St. John's day on June 24 had long been celebrated as the festival of Midsummer, with festivities, as usual beginning on the evening before. It is likely that the traditional activites taken part in on that day were hold-overs from pagan times and after the thirteenth century were actively disapproved of by the clergy. It did not help that the villagers seemed to be especially fond of participating in their activies in the churchyard.

The festivities featured wrestling and races with the gambling that went with them, dancing and singing, and a great deal of eating and drinking.

There would also be plays, called somergames, often improvisational, with the audience interacting with the performers. These usually were loosely based on a theme from scripture, but with no intention of accuracy.

The excesses of the feasts were the only outlet the peasant farmers had after the day by day heavy labour of their year. Once St. John's Day was finished they knew it was not only back to work, but to an intense harvesting to prepare for the winter.
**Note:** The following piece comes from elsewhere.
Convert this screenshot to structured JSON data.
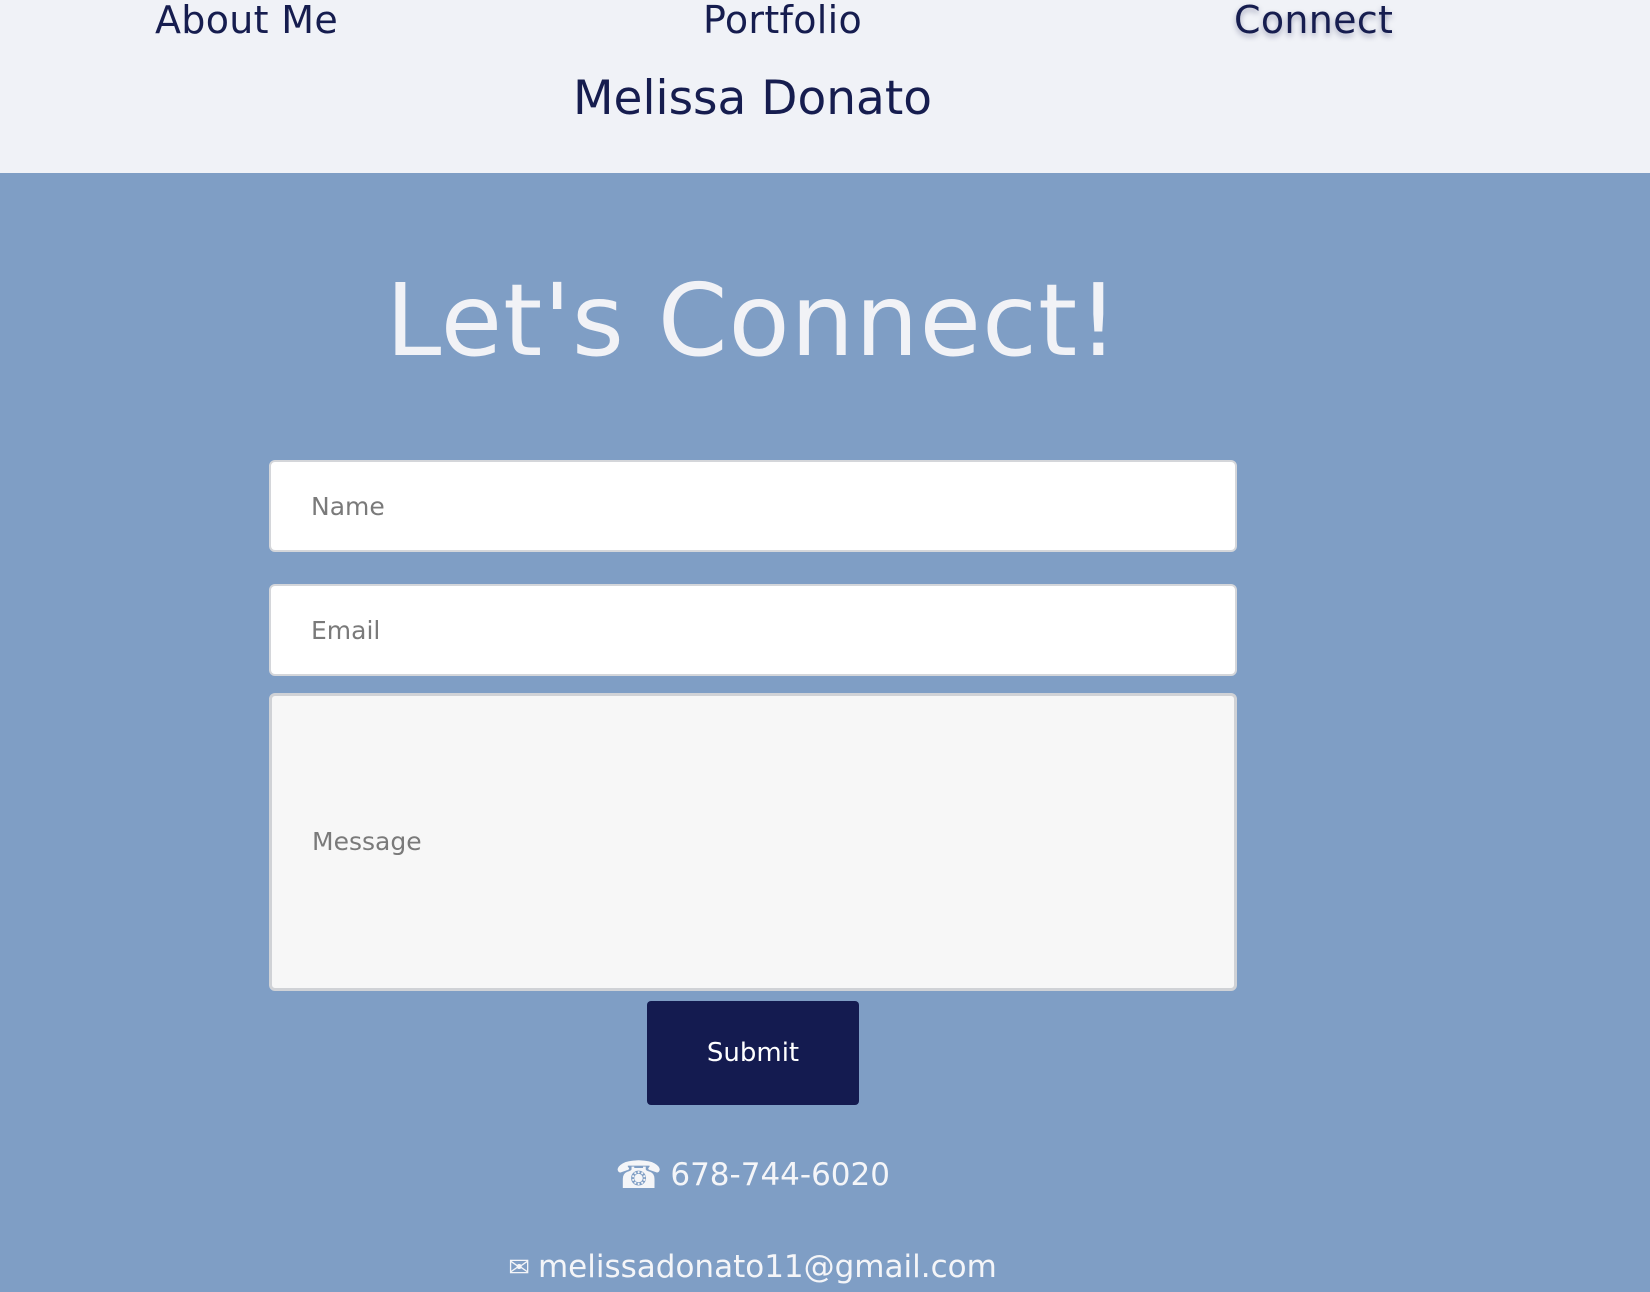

The entire village would take part, with women and children working along with the men to accomplish their task. Their survival depended on it.